Goodwill Industries all around the world celebrated the organization's rich 100-year history and the five million lives touched by our programs and services. Goodwill's founder, Edgar J. Helms, has been recognized for this accomplishment in a very special way. The National Park Service has created a new national monument called "The Extra Mile Volunteer Pathway", inaugurated by President George W. Bush. The monument features hand-sculpted bronze medallions created to honor private citizens who have made a difference in the lives of people in America. The medallions will be placed at the one-mile memorial path adjacent to the White House and U.S. Treasury Department in Washington, D.C. The Pathway's first medallion is in honor of Goodwill's founder, Edgar J. Helms. Other honorees include Clara Barton, Martin Luther King, Jr. and Susan B. Anthony.
Goodwill is celebrating the 50-year anniversary of the adoption of its iconic logo. Known as the “Smiling G,” the award-winning logo represents the many smiling faces and positive impacts achieved through Goodwill programs and services, every day.

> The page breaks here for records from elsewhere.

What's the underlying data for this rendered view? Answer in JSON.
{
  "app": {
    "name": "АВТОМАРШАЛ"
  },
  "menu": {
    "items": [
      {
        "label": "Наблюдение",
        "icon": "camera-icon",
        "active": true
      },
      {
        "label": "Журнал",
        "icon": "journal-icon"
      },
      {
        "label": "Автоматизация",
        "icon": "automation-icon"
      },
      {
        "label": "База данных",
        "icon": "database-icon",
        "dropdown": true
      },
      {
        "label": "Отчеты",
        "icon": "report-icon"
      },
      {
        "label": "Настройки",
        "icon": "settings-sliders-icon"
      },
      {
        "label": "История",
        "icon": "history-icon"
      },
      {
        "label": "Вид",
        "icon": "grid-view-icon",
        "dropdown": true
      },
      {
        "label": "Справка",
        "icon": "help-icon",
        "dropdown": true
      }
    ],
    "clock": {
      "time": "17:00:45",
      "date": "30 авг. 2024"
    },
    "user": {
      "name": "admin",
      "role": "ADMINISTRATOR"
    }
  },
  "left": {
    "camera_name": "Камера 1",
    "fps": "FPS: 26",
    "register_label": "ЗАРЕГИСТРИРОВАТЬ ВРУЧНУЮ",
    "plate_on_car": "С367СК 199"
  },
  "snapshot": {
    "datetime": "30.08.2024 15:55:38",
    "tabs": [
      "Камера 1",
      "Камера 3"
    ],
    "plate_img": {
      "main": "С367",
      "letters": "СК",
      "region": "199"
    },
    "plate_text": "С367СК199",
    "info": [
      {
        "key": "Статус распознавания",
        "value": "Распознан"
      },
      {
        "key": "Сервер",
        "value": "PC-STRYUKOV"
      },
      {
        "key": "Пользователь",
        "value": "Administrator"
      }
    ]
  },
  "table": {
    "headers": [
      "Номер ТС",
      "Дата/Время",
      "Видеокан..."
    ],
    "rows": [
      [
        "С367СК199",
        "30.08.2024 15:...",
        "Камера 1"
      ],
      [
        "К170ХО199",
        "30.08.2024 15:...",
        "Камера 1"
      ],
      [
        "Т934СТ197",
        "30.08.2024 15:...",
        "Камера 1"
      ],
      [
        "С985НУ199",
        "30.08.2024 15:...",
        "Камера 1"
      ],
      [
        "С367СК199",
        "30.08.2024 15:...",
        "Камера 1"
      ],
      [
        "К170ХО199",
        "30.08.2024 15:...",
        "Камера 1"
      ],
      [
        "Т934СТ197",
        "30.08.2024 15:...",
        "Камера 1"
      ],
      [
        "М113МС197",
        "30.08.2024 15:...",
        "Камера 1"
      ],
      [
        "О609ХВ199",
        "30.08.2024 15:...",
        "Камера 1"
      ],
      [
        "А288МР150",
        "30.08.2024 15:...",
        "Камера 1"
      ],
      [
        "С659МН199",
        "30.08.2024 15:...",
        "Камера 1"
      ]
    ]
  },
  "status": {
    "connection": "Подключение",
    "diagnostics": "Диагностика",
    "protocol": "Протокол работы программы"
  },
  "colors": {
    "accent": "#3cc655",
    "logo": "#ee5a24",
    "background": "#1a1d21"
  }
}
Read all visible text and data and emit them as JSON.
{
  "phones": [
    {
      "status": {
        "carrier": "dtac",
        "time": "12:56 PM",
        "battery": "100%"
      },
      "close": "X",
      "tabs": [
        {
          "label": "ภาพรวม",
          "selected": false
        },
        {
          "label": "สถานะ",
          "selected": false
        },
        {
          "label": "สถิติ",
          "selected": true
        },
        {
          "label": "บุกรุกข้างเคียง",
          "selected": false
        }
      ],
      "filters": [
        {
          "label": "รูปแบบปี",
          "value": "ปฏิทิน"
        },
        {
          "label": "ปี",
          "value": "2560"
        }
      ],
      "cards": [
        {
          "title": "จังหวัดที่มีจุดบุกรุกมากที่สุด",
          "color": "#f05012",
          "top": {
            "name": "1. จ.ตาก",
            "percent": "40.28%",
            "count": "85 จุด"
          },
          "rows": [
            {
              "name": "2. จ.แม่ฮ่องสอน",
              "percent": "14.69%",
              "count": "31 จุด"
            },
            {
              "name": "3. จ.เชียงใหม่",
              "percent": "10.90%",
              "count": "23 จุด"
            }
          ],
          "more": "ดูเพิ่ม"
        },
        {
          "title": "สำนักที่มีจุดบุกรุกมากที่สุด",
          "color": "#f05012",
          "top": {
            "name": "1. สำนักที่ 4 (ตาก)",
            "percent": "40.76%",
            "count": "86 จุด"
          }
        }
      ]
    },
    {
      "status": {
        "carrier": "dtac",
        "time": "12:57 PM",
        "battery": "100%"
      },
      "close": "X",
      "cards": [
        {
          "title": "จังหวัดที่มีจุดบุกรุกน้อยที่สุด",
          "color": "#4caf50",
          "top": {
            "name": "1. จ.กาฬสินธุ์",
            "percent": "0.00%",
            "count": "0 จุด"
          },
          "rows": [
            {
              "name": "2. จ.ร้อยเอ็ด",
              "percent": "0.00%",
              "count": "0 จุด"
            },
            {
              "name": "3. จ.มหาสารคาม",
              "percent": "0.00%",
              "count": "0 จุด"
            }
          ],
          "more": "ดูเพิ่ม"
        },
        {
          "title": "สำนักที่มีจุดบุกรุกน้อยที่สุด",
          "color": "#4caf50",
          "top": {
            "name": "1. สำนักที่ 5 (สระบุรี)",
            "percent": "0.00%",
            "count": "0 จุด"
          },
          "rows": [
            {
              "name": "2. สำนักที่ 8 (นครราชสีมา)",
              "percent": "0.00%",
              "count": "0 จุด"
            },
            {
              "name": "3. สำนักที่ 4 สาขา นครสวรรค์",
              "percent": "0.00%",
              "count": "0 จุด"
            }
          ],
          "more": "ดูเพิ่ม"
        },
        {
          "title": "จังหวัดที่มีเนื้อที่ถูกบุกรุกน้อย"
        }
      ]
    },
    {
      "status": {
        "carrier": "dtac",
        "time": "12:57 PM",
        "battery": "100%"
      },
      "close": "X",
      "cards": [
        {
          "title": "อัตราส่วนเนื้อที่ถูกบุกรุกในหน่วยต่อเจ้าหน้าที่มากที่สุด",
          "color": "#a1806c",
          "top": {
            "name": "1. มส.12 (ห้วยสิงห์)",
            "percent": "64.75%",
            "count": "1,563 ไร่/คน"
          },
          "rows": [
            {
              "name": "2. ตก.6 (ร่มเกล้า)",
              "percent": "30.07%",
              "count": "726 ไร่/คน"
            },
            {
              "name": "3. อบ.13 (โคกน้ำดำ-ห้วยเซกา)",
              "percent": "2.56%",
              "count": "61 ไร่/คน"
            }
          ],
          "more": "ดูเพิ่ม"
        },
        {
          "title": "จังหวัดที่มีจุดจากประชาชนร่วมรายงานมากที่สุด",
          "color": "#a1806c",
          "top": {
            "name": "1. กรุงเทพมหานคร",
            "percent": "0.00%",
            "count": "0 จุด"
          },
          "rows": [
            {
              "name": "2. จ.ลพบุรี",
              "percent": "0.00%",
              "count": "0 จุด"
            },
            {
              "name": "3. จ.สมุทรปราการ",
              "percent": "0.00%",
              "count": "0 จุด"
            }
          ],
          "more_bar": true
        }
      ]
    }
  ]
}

In 1968, Morgan Memorial Goodwill Industries in Boston began to search for an updated visual to reflect the brand. The team selected legendary graphic designer Joseph Selame to create a logo that would symbolize the many faces of self-sustaining people within Goodwill. He used a lowercase “g” twice in his logo, which served as the letter itself and a smile. When the letter “g” is enlarged above the font, it forms a face that depicts the smile of self-respect and independence, qualities that are outcomes of Goodwill’s mission to inspire hope and self-confidence in people from all backgrounds and walks of life as they learn how to earn a living and improve their lives. Selame is also well-known for creating logos for such brands as CVS and Kodak.
The Smiling G logo stands as an emblem of Goodwill’s mission — helping people reach their full potential through the power of work. One out of every 200 hires in the U.S. economy are made with the help of Goodwill, and this has been consistent for the past three years. Last year, Goodwill placed more than 313,000 people into employment and provided more than 34,000 people with digital skills training. In addition, more than 2 million people collectively engaged in face-to-face Goodwill services to build their career and financial assets, and advance in their careers; and more than 34 million people used computers and mobile devices to access education, training, mentoring, online learning services, virtual career fairs, and employment opportunities.
“Our logo is more than a brand asset, something you see in a newspaper article or online. The Smiling G is our core at Goodwill,” said Jim Gibbons, president, and CEO of Goodwill Industries International. “That smile represents the millions around the globe for whom our organization exists to serve. It is a constant reminder in everything that we do, and why we do it.”
Today, the Smiling G is one of the most recognized symbols in the world. In addition to Goodwill retail stores, the logo can be seen on billboards and television shows, even making an appearance twice on the hit gameshow Jeopardy!